Reproduce the data below in full. Nothing should differ from the original.

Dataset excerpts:
===

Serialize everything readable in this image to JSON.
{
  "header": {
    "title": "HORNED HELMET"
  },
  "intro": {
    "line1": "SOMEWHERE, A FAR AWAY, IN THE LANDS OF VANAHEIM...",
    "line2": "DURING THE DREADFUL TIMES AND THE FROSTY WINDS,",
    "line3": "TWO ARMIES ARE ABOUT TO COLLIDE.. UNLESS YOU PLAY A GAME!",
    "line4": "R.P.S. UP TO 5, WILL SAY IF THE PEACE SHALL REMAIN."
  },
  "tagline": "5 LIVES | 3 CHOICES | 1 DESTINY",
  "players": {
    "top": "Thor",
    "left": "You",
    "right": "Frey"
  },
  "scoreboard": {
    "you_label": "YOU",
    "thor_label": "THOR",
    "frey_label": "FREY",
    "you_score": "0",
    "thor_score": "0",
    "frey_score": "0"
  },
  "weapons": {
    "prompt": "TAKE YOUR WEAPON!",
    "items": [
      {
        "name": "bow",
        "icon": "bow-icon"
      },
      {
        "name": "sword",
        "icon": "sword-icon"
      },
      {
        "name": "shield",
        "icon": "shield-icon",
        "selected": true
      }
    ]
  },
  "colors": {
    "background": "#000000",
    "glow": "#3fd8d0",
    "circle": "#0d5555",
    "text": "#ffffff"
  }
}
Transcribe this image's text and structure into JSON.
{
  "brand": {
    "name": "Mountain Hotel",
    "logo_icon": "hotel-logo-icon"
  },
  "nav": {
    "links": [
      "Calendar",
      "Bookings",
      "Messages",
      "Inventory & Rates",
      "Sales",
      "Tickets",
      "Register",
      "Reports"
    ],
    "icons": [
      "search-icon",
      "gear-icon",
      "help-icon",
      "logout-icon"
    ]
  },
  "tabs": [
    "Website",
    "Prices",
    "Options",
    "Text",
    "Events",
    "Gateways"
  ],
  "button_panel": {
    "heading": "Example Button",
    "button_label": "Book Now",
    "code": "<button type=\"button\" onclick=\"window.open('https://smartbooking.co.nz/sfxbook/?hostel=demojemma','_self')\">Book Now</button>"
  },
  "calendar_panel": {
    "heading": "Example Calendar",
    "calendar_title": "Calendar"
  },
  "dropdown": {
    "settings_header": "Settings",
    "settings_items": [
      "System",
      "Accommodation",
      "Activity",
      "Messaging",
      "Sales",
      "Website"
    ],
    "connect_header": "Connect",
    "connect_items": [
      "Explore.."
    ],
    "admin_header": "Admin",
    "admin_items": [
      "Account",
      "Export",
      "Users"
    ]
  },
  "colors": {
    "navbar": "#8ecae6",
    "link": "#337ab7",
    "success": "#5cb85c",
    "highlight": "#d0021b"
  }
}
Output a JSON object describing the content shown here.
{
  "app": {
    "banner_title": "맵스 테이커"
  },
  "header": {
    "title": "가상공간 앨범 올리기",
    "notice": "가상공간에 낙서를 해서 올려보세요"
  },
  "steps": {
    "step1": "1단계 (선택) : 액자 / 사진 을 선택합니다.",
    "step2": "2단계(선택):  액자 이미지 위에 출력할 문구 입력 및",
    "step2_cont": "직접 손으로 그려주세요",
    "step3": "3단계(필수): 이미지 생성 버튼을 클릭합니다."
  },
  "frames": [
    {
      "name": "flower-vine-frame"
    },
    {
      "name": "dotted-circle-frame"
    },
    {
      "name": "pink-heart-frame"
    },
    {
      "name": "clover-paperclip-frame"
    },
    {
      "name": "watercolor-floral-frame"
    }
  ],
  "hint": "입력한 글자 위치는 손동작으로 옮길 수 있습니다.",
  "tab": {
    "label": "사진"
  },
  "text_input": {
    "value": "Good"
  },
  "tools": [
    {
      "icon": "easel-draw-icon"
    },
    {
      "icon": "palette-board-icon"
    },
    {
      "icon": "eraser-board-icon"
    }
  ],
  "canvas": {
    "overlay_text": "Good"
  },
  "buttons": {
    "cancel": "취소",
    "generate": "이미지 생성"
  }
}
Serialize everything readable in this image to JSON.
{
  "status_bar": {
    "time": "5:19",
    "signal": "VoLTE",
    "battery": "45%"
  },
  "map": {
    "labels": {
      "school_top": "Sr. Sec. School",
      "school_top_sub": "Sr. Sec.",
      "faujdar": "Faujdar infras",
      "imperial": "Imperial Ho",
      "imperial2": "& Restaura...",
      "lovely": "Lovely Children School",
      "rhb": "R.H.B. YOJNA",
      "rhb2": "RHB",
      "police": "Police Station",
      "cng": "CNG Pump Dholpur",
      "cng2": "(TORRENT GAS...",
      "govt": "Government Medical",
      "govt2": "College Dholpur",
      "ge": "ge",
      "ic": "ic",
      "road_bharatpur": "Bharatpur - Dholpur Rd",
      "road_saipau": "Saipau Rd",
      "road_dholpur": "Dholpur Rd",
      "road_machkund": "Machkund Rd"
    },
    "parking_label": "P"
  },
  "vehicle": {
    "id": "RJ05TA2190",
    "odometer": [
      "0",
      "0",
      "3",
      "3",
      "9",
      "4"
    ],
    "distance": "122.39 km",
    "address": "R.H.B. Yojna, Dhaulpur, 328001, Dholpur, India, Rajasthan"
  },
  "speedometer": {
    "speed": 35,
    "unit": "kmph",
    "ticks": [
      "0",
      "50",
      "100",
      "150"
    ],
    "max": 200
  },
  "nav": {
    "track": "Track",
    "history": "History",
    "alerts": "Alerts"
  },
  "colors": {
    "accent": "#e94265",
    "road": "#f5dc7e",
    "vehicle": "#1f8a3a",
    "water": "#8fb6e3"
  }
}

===

Solution to the exercise:
Serialize everything readable in this image to JSON.
{
  "header": {
    "title": "HORNED HELMET"
  },
  "intro": {
    "line1": "SOMEWHERE, A FAR AWAY, IN THE LANDS OF VANAHEIM...",
    "line2": "DURING THE DREADFUL TIMES AND THE FROSTY WINDS,",
    "line3": "TWO ARMIES ARE ABOUT TO COLLIDE.. UNLESS YOU PLAY A GAME!",
    "line4": "R.P.S. UP TO 5, WILL SAY IF THE PEACE SHALL REMAIN."
  },
  "tagline": "5 LIVES | 3 CHOICES | 1 DESTINY",
  "players": {
    "top": "Thor",
    "left": "You",
    "right": "Frey"
  },
  "scoreboard": {
    "you_label": "YOU",
    "thor_label": "THOR",
    "frey_label": "FREY",
    "you_score": "0",
    "thor_score": "0",
    "frey_score": "0"
  },
  "weapons": {
    "prompt": "TAKE YOUR WEAPON!",
    "items": [
      {
        "name": "bow",
        "icon": "bow-icon"
      },
      {
        "name": "sword",
        "icon": "sword-icon"
      },
      {
        "name": "shield",
        "icon": "shield-icon",
        "selected": true
      }
    ]
  },
  "colors": {
    "background": "#000000",
    "glow": "#3fd8d0",
    "circle": "#0d5555",
    "text": "#ffffff"
  }
}
Transcribe this image's text and structure into JSON.
{
  "brand": {
    "name": "Mountain Hotel",
    "logo_icon": "hotel-logo-icon"
  },
  "nav": {
    "links": [
      "Calendar",
      "Bookings",
      "Messages",
      "Inventory & Rates",
      "Sales",
      "Tickets",
      "Register",
      "Reports"
    ],
    "icons": [
      "search-icon",
      "gear-icon",
      "help-icon",
      "logout-icon"
    ]
  },
  "tabs": [
    "Website",
    "Prices",
    "Options",
    "Text",
    "Events",
    "Gateways"
  ],
  "button_panel": {
    "heading": "Example Button",
    "button_label": "Book Now",
    "code": "<button type=\"button\" onclick=\"window.open('https://smartbooking.co.nz/sfxbook/?hostel=demojemma','_self')\">Book Now</button>"
  },
  "calendar_panel": {
    "heading": "Example Calendar",
    "calendar_title": "Calendar"
  },
  "dropdown": {
    "settings_header": "Settings",
    "settings_items": [
      "System",
      "Accommodation",
      "Activity",
      "Messaging",
      "Sales",
      "Website"
    ],
    "connect_header": "Connect",
    "connect_items": [
      "Explore.."
    ],
    "admin_header": "Admin",
    "admin_items": [
      "Account",
      "Export",
      "Users"
    ]
  },
  "colors": {
    "navbar": "#8ecae6",
    "link": "#337ab7",
    "success": "#5cb85c",
    "highlight": "#d0021b"
  }
}
Output a JSON object describing the content shown here.
{
  "app": {
    "banner_title": "맵스 테이커"
  },
  "header": {
    "title": "가상공간 앨범 올리기",
    "notice": "가상공간에 낙서를 해서 올려보세요"
  },
  "steps": {
    "step1": "1단계 (선택) : 액자 / 사진 을 선택합니다.",
    "step2": "2단계(선택):  액자 이미지 위에 출력할 문구 입력 및",
    "step2_cont": "직접 손으로 그려주세요",
    "step3": "3단계(필수): 이미지 생성 버튼을 클릭합니다."
  },
  "frames": [
    {
      "name": "flower-vine-frame"
    },
    {
      "name": "dotted-circle-frame"
    },
    {
      "name": "pink-heart-frame"
    },
    {
      "name": "clover-paperclip-frame"
    },
    {
      "name": "watercolor-floral-frame"
    }
  ],
  "hint": "입력한 글자 위치는 손동작으로 옮길 수 있습니다.",
  "tab": {
    "label": "사진"
  },
  "text_input": {
    "value": "Good"
  },
  "tools": [
    {
      "icon": "easel-draw-icon"
    },
    {
      "icon": "palette-board-icon"
    },
    {
      "icon": "eraser-board-icon"
    }
  ],
  "canvas": {
    "overlay_text": "Good"
  },
  "buttons": {
    "cancel": "취소",
    "generate": "이미지 생성"
  }
}
Serialize everything readable in this image to JSON.
{
  "status_bar": {
    "time": "5:19",
    "signal": "VoLTE",
    "battery": "45%"
  },
  "map": {
    "labels": {
      "school_top": "Sr. Sec. School",
      "school_top_sub": "Sr. Sec.",
      "faujdar": "Faujdar infras",
      "imperial": "Imperial Ho",
      "imperial2": "& Restaura...",
      "lovely": "Lovely Children School",
      "rhb": "R.H.B. YOJNA",
      "rhb2": "RHB",
      "police": "Police Station",
      "cng": "CNG Pump Dholpur",
      "cng2": "(TORRENT GAS...",
      "govt": "Government Medical",
      "govt2": "College Dholpur",
      "ge": "ge",
      "ic": "ic",
      "road_bharatpur": "Bharatpur - Dholpur Rd",
      "road_saipau": "Saipau Rd",
      "road_dholpur": "Dholpur Rd",
      "road_machkund": "Machkund Rd"
    },
    "parking_label": "P"
  },
  "vehicle": {
    "id": "RJ05TA2190",
    "odometer": [
      "0",
      "0",
      "3",
      "3",
      "9",
      "4"
    ],
    "distance": "122.39 km",
    "address": "R.H.B. Yojna, Dhaulpur, 328001, Dholpur, India, Rajasthan"
  },
  "speedometer": {
    "speed": 35,
    "unit": "kmph",
    "ticks": [
      "0",
      "50",
      "100",
      "150"
    ],
    "max": 200
  },
  "nav": {
    "track": "Track",
    "history": "History",
    "alerts": "Alerts"
  },
  "colors": {
    "accent": "#e94265",
    "road": "#f5dc7e",
    "vehicle": "#1f8a3a",
    "water": "#8fb6e3"
  }
}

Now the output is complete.